(Page and application data records)
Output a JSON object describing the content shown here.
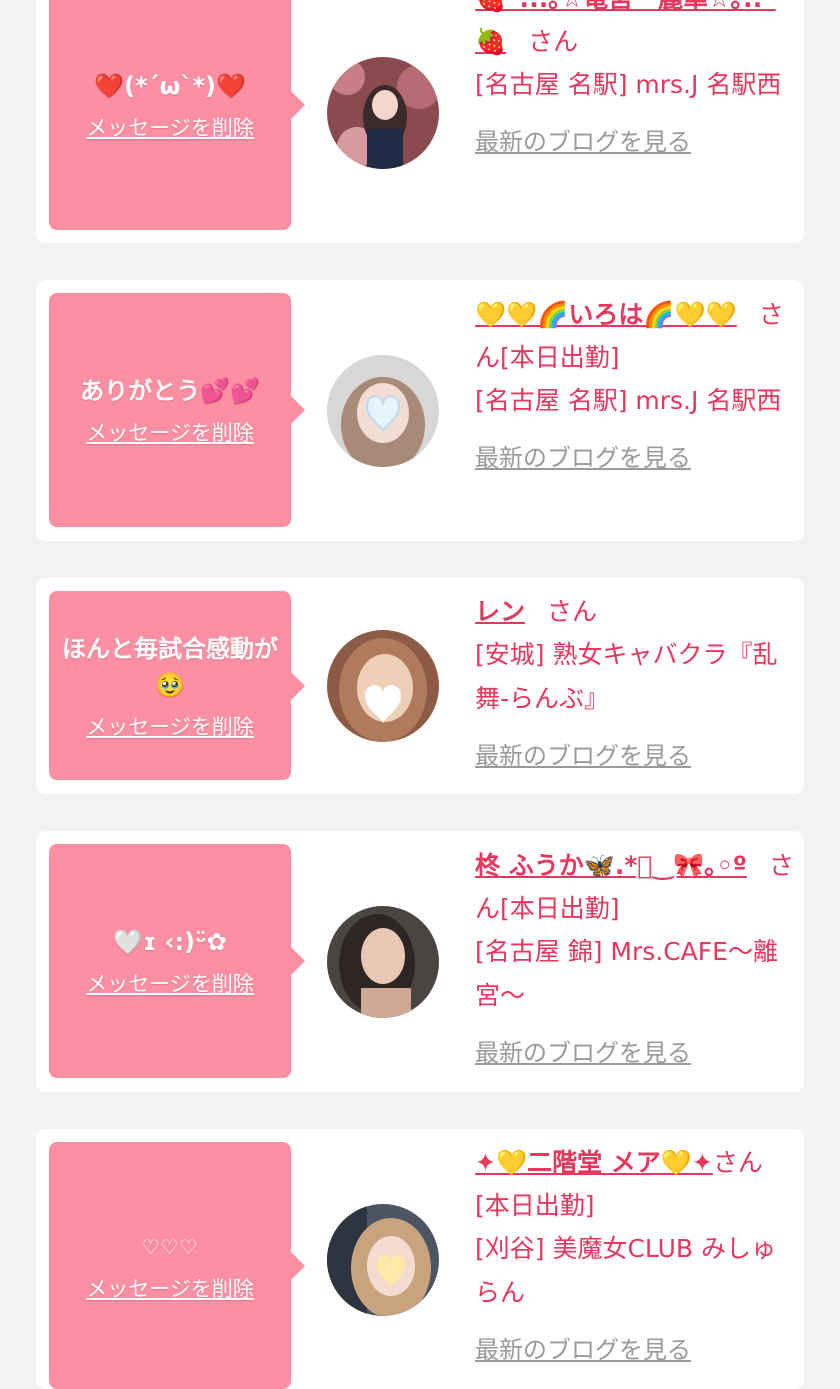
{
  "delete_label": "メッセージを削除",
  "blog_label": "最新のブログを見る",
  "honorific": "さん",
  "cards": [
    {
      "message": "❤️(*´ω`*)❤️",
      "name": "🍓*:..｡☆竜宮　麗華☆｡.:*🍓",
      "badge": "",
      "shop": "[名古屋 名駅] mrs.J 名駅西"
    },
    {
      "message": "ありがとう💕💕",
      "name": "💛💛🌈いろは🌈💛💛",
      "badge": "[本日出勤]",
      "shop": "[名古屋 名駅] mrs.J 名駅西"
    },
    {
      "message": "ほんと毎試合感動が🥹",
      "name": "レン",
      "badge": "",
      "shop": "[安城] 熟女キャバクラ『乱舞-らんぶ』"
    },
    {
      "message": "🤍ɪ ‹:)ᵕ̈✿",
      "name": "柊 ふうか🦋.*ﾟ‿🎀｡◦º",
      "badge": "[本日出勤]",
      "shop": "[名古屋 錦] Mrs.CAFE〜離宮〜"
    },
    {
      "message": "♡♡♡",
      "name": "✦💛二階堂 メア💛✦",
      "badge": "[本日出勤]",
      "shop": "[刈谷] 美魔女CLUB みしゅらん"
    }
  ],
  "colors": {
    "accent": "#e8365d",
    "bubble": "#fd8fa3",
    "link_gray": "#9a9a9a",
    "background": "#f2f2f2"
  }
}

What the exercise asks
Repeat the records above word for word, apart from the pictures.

Exercise response
Output a JSON object describing the content shown here.
{
  "delete_label": "メッセージを削除",
  "blog_label": "最新のブログを見る",
  "honorific": "さん",
  "cards": [
    {
      "message": "❤️(*´ω`*)❤️",
      "name": "🍓*:..｡☆竜宮　麗華☆｡.:*🍓",
      "badge": "",
      "shop": "[名古屋 名駅] mrs.J 名駅西"
    },
    {
      "message": "ありがとう💕💕",
      "name": "💛💛🌈いろは🌈💛💛",
      "badge": "[本日出勤]",
      "shop": "[名古屋 名駅] mrs.J 名駅西"
    },
    {
      "message": "ほんと毎試合感動が🥹",
      "name": "レン",
      "badge": "",
      "shop": "[安城] 熟女キャバクラ『乱舞-らんぶ』"
    },
    {
      "message": "🤍ɪ ‹:)ᵕ̈✿",
      "name": "柊 ふうか🦋.*ﾟ‿🎀｡◦º",
      "badge": "[本日出勤]",
      "shop": "[名古屋 錦] Mrs.CAFE〜離宮〜"
    },
    {
      "message": "♡♡♡",
      "name": "✦💛二階堂 メア💛✦",
      "badge": "[本日出勤]",
      "shop": "[刈谷] 美魔女CLUB みしゅらん"
    }
  ],
  "colors": {
    "accent": "#e8365d",
    "bubble": "#fd8fa3",
    "link_gray": "#9a9a9a",
    "background": "#f2f2f2"
  }
}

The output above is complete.